“The pandemic started happening and I found myself alone in this apartment and I told myself, should I stay here for the end of the world or go home to be closer to my family? So I decided to go back to Dublin”. After staying in his hometown a couple of months, trying to figure out what to do while “the world seemed like it was falling apart”, he finally decided to go to Lisbon where he had already been before.
“Just a couple of weeks after I arrived in Lisbon, I thought I should start doing a project”, Stephen tells me while stirring the sugar in his coffee. “I wasn’t really doing anything and then the title just popped into my mind: People of Lisbon”. A simple idea, and “very self-explanatory”. At a very difficult time for the country, in regard to the Covid-19 pandemic, the goal of the project was to bring some joy to the city by “representing the people in a positive way” he tells me.

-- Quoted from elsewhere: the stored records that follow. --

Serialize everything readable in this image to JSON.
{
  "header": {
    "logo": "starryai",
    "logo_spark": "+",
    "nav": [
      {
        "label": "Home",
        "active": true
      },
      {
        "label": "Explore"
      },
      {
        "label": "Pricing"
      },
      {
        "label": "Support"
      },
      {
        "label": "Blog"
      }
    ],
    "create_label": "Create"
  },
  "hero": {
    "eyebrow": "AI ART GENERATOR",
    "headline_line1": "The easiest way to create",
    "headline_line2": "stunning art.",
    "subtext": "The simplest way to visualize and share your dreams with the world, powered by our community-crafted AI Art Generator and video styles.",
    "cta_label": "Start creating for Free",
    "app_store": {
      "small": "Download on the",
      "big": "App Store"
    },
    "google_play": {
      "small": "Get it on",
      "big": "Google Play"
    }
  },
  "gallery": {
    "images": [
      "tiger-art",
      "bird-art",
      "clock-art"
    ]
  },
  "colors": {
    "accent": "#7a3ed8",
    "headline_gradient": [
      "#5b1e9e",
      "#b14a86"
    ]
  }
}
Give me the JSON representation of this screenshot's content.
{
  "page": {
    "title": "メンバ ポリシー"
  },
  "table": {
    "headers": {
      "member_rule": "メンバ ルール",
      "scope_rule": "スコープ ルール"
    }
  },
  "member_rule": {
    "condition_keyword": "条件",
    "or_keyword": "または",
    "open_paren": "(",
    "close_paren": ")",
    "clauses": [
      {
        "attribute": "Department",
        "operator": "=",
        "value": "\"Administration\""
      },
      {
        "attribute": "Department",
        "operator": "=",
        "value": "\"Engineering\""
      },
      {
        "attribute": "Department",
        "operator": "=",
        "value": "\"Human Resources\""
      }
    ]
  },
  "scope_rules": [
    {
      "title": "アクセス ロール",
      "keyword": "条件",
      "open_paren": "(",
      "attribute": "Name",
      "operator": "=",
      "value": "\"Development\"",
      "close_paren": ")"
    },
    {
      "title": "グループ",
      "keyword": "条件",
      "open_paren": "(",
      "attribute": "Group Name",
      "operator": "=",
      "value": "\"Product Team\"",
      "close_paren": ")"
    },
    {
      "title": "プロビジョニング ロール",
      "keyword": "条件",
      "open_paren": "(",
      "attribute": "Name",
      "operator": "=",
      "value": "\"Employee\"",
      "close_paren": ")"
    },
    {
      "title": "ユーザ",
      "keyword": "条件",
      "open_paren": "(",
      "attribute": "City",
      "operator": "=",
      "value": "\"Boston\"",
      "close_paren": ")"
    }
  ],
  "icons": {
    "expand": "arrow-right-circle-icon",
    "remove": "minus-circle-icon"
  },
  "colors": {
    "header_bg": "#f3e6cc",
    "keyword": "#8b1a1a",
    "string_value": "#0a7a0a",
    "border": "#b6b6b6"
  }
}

Stephen O’Regan works alongside Rita Ansone, a Latvian photographer he met here in Lisbon. “She moved here a few months beforehand, and I had only been here for two or three weeks. She posted on a Facebook group that she was looking for somebody to assist during a photoshoot she was doing, so I met her as her assistant” and little did they know they would end up working on this project together for nine months.
“It’s sort of a simple project. I thought I could maybe try and make a little video about the different persons living in Lisbon each week. I mean there’s interesting people in all cities. So I said [to Rita], why don’t you come along and take photographs of all the people we meet, and I’ll make the videos”. The duo then joined Facebook groups in order to put the word out that they were looking for interesting people and some started contacting them to be featured in the next episode.
“It’s quite tricky to find people from Lisbon, in Lisbon”
Stephen and Rita have just aired their 29th episode of the “micro documentaries”. But the Irish filmmaker has a little preference for episode 2, where he meets Telmo Rodrigues who sells bolinhas de berlim (a Portuguese cake filled with cream) on Praia do Rei. “It has a kind of resonance. He was a wild character, like really mad. We hung out with him for hours. [He’s] the type of character you’ve always dreamed of having, but don’t get that regularly I’ve learned”, Stephen says. Ever since, the 38-year-old and his partner Rita have continued releasing these short videos on Facebook and YouTube each week, saying “it’s been great because it’s allowed us to meet all different types of characters from all over the city and dip into these little funny subcultures”.
People will tell you that Lisbon is a very cosmopolitan city, and you can see that by looking at the duo’s work, which often features foreigners. “It’s sometimes quite tricky to meet somebody from Lisbon, in Lisbon”, Stephen admits. The two artists posted on their Facebook one day asking their followers “what type of people would you like to see on People of Lisbon? And a lot of people wrote back and said, people from Lisbon”, he laughs. They want to discover “real Lisbon”, or at least meet more people who live here.
The team capture the essence of the city since only a few months into their project, TAP Airlines contacted them. “When you make the videos, you have to think where else could [they] be featured, I actually always felt that airplanes could be the perfect place. I think it’s more suited for people that are visiting Portugal, as a way to discover Lisbon, the faces and voices of the people living here”. Unfortunately, not many people are on airplanes right now, but Stephen is still excited about the partnership: “I like the idea that they’re accessible and interesting to anybody”.
People of Lisbon
If you ever get the chance to speak with the creator of People of Lisbon, you can tell the man is overflowing with creativity. Stephen tells me “at the moment it’s a slow build but we want to better our brand and build a website. I have this idea of making iconic t-shirts with faces of the People of Lisbon on the t-shirts or instead of having those endless yellow tram postcards in souvenir shops we could have Rita’s photography. It would be cool to have events in the future where people in Lisbon can just get together and we can bring interesting networks of people”.
This project shows foreigners just as much as locals, the great diversity in characters that hide in the streets of the city. And bringing a bit of positivity into the community can never hurt, or as Stephen O’Regan puts it: “if you just stick with something, then stuff happens. Sometimes it’s difficult and you ask yourself why am I doing this? But positive things happen, and it gives you confidence. It’s not rocket science”, he says laughing, “it’s pretty simple”.